There is no rule that says you have to use the entire forty-three percent of your household income on debts.It's merely the maximum level at which home buyers can get typically approved.At 33% DTI instead of the maximum forty-three percent, your maximum purchase price for a home falls to 0,000 -- and this is how student loans can affect your mortgage loan approval.The more student loans you carry, the less home you can afford.And, despite the historically low levels of today's mortgage rates plus a wide array of low- and no-downpayment mortgages available to first-time buyers, student-loan-holding consumers are discouraged.Many would-be buyers aren't even applying -- worried that their debts will make homeownership impossible.
However, there are ways to reduce what you owe to the government each month to help you qualify for "more home".
Other traits matter, too, such as your status as a U. citizen and your employment history, but these three matter most.
Down payment matters because the size of your down payment determines for which mortgage loans you might be eligible.
For example, the VA mortgage and UDSA home loan both allow for 100% financing.
Therefore, if you plan to use either of these two programs, it doesn't matter whether you have a down payment or not. Your credit score will determine for which programs you can be eligible.

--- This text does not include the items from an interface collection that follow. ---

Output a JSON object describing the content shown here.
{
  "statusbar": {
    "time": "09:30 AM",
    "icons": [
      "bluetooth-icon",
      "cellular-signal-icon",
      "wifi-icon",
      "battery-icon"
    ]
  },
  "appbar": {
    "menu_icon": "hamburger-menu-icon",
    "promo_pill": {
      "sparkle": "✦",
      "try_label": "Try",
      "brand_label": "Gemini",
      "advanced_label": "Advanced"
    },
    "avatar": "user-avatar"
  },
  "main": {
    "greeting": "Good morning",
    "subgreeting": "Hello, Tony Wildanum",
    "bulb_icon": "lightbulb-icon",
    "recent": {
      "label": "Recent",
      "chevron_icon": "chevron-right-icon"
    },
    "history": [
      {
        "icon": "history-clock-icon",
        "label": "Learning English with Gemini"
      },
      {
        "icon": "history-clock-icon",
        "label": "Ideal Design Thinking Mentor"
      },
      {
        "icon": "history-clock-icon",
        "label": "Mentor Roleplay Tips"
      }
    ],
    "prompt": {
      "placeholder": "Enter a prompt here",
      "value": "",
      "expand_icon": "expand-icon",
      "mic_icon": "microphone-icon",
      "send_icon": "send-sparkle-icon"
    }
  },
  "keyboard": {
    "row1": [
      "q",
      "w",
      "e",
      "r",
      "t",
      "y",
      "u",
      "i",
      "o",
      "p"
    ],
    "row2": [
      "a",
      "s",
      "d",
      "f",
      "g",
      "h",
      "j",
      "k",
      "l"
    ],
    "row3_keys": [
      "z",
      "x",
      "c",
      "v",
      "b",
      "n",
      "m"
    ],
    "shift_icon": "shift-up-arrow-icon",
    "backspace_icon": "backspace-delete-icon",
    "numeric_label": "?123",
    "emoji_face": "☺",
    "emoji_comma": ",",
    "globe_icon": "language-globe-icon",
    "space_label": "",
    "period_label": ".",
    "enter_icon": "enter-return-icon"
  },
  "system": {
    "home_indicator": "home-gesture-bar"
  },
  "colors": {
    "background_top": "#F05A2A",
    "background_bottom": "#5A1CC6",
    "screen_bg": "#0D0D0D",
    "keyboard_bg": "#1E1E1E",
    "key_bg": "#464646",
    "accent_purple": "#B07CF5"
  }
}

Concerns about student loan obligations are among the reasons why first-time home buyers account for a smaller percentage of the housing market as compared to recent years.